::: Task material

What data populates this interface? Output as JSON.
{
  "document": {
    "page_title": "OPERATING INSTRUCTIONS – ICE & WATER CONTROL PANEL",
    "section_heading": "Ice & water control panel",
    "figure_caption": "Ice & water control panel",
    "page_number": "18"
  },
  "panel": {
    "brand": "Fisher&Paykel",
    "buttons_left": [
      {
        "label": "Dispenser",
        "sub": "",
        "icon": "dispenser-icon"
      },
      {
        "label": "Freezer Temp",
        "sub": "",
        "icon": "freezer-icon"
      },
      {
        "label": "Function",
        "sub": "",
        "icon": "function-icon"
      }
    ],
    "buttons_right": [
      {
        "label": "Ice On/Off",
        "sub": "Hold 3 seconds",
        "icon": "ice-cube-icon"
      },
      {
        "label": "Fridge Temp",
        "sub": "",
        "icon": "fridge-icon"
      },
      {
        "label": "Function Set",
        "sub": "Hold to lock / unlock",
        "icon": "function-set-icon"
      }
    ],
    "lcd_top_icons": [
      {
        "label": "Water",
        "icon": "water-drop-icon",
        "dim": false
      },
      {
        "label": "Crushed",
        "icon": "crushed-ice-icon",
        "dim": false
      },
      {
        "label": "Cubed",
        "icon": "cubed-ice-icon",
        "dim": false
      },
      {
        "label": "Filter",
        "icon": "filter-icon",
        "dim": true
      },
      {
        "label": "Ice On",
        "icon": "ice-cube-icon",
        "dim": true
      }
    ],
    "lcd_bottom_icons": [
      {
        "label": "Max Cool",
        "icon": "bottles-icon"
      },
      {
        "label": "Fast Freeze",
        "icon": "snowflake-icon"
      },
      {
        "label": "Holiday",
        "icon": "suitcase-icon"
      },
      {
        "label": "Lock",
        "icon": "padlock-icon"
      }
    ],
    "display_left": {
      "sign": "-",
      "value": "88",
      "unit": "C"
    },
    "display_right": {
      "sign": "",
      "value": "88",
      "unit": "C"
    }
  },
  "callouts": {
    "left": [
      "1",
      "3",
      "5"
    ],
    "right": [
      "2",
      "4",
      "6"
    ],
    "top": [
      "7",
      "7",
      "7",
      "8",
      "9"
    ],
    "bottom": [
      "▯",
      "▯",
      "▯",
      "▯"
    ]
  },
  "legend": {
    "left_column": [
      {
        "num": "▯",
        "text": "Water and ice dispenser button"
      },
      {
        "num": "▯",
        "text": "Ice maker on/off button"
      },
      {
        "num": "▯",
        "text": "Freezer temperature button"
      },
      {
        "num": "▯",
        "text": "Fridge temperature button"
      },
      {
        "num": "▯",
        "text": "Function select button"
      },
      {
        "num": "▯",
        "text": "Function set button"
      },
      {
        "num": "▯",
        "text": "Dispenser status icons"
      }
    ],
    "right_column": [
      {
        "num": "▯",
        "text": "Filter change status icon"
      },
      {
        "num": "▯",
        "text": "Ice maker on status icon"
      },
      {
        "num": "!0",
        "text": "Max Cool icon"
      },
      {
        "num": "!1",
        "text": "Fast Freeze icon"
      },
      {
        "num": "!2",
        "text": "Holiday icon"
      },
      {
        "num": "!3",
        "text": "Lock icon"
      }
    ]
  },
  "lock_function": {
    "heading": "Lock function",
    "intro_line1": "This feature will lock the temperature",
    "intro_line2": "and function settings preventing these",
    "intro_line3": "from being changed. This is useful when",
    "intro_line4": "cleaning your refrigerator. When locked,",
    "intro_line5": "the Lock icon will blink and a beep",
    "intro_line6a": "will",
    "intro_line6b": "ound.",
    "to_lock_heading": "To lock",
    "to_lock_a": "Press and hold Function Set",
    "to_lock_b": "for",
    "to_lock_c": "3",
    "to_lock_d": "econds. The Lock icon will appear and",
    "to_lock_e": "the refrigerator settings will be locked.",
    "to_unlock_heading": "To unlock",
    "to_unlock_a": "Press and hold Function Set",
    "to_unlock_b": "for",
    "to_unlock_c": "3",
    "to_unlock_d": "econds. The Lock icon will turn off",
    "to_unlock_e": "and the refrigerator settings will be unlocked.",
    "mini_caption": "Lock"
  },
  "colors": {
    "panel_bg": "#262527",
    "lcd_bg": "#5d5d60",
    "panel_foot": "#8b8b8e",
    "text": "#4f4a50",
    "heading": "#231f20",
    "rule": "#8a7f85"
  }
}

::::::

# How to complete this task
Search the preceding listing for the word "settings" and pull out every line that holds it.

# The answer
    "intro_line2": "and function settings preventing these",
    "to_lock_e": "the refrigerator settings will be locked.",
    "to_unlock_e": "and the refrigerator settings will be unlocked.",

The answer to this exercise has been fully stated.